BEGIN DATA LISTING
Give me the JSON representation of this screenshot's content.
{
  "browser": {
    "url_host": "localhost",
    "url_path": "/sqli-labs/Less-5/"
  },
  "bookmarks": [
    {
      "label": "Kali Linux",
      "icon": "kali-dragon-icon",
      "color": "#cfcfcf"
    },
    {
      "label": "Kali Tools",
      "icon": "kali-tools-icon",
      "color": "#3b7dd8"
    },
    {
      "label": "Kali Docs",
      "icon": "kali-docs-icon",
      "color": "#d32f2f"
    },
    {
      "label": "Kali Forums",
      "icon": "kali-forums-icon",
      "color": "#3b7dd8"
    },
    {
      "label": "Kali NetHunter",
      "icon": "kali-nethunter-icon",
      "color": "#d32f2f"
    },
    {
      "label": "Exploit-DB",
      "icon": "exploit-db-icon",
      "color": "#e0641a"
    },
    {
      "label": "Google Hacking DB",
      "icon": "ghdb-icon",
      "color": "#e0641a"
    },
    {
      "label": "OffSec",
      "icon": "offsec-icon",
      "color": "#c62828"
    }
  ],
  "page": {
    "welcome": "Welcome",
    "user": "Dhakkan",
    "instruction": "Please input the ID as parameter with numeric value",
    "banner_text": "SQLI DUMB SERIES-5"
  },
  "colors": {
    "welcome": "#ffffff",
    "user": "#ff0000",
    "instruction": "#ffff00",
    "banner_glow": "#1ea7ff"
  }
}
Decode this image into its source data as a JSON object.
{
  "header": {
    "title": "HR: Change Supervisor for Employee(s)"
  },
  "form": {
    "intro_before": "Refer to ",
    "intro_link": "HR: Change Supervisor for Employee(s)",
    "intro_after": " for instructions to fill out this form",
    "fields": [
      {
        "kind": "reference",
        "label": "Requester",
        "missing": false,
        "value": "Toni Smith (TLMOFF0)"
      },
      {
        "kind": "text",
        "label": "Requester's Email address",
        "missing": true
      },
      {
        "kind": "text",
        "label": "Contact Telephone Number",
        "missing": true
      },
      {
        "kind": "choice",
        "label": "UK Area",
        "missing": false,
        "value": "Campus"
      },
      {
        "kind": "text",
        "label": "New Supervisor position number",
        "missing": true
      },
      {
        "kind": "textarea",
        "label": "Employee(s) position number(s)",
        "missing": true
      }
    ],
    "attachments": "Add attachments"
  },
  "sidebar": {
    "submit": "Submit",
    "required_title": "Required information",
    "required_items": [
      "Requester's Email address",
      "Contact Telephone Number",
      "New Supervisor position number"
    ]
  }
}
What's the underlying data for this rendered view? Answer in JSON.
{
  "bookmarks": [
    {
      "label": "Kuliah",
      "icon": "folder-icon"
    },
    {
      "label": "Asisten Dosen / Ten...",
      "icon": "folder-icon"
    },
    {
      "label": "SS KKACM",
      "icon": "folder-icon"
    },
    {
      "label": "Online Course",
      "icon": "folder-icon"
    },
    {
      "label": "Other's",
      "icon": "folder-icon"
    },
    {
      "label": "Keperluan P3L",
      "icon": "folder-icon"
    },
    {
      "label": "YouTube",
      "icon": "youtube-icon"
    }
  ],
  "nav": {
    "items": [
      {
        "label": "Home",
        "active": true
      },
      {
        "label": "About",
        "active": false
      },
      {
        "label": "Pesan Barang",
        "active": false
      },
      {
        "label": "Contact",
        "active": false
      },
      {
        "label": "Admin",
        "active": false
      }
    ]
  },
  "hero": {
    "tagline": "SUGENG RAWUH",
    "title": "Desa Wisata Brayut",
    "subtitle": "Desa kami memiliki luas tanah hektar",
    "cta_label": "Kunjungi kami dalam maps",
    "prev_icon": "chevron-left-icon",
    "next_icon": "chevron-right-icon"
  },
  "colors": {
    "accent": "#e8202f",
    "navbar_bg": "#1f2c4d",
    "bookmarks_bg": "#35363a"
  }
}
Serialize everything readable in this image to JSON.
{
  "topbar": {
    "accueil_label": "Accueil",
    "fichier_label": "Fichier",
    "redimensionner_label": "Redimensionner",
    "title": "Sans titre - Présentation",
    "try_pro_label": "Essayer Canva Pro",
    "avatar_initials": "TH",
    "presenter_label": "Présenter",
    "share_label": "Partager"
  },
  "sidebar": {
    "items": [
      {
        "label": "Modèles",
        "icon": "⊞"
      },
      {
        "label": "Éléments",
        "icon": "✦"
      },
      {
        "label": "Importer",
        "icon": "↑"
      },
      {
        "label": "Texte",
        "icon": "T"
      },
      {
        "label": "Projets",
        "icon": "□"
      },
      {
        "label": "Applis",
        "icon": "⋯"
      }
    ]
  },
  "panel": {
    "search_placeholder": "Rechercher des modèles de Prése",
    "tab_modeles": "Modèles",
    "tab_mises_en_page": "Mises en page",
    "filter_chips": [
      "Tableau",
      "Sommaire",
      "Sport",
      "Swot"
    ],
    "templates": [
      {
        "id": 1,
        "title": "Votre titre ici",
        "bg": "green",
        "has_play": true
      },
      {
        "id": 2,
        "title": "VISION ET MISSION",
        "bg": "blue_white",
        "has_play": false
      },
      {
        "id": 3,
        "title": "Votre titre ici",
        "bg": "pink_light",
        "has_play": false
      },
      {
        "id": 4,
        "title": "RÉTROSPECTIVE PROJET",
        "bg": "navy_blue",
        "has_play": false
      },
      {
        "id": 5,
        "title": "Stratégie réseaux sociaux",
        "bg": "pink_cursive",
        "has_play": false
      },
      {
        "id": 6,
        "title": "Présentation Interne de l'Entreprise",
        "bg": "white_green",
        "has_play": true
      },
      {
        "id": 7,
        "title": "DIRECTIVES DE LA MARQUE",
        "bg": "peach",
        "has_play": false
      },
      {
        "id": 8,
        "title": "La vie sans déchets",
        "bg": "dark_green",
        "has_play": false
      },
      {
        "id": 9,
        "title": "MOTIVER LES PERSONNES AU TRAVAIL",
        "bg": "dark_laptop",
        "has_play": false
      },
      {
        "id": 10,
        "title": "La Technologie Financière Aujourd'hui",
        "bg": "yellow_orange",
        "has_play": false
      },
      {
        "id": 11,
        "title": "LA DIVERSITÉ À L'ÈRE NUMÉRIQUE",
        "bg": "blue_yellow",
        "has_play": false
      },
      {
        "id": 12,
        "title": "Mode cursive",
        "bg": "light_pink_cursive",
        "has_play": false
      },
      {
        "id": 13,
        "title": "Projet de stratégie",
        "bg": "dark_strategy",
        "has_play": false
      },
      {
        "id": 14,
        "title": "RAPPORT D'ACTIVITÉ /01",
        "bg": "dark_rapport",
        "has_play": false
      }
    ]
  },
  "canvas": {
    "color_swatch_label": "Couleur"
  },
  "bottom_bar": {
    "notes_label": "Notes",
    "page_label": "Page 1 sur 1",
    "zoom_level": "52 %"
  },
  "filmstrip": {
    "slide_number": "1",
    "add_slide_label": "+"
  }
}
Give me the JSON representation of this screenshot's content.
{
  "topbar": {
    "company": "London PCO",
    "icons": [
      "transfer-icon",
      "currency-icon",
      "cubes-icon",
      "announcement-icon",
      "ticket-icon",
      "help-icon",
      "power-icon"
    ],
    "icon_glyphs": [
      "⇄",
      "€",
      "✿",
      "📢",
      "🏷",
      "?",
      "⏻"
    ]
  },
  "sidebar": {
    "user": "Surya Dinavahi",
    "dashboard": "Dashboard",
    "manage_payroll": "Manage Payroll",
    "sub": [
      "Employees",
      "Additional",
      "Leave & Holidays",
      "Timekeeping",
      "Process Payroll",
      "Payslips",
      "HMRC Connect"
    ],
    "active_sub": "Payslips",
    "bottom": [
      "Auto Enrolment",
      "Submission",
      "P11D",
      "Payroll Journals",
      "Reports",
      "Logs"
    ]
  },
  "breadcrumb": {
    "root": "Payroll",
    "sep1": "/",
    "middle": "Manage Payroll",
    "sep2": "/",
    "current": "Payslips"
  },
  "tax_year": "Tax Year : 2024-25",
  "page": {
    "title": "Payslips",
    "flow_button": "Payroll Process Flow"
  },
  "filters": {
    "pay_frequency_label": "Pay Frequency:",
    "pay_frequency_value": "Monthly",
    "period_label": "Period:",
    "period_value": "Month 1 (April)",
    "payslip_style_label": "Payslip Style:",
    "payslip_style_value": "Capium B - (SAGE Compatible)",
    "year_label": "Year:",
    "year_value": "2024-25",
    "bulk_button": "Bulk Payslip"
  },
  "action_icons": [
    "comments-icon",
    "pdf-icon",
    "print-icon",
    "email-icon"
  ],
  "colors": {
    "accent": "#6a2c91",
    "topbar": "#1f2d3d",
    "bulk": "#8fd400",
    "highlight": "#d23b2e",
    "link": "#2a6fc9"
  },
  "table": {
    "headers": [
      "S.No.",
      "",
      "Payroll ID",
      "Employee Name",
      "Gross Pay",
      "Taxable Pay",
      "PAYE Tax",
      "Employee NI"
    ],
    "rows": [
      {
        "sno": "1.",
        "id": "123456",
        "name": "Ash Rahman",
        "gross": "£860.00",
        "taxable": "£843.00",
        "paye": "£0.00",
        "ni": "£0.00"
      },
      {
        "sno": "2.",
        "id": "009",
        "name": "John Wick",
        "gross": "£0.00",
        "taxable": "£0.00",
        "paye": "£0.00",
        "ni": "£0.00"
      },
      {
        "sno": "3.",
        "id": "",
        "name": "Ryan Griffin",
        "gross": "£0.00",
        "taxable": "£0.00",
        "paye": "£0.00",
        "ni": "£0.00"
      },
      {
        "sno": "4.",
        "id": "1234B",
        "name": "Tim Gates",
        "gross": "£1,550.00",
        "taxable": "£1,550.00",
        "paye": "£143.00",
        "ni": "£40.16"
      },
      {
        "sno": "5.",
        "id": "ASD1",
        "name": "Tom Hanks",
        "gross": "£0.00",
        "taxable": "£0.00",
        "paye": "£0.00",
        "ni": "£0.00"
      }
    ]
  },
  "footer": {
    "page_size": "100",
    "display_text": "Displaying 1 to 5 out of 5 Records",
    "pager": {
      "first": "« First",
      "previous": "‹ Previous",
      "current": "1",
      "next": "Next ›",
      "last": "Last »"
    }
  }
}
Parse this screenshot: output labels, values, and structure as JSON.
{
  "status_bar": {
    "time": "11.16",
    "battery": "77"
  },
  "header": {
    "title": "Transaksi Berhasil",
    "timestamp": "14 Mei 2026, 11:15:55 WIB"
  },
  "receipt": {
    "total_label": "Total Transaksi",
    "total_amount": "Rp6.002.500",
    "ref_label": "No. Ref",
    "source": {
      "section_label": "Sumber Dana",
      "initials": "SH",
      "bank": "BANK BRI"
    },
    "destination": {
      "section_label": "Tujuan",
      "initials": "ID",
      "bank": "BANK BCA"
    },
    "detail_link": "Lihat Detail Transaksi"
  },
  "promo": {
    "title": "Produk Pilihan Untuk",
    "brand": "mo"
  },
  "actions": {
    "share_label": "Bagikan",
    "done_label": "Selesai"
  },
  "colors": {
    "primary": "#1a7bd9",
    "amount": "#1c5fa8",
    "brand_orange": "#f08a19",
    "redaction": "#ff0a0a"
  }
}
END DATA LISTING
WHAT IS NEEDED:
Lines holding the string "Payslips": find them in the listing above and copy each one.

ANSWER SPACE:
      "Payslips",
    "active_sub": "Payslips",
    "current": "Payslips"
    "title": "Payslips",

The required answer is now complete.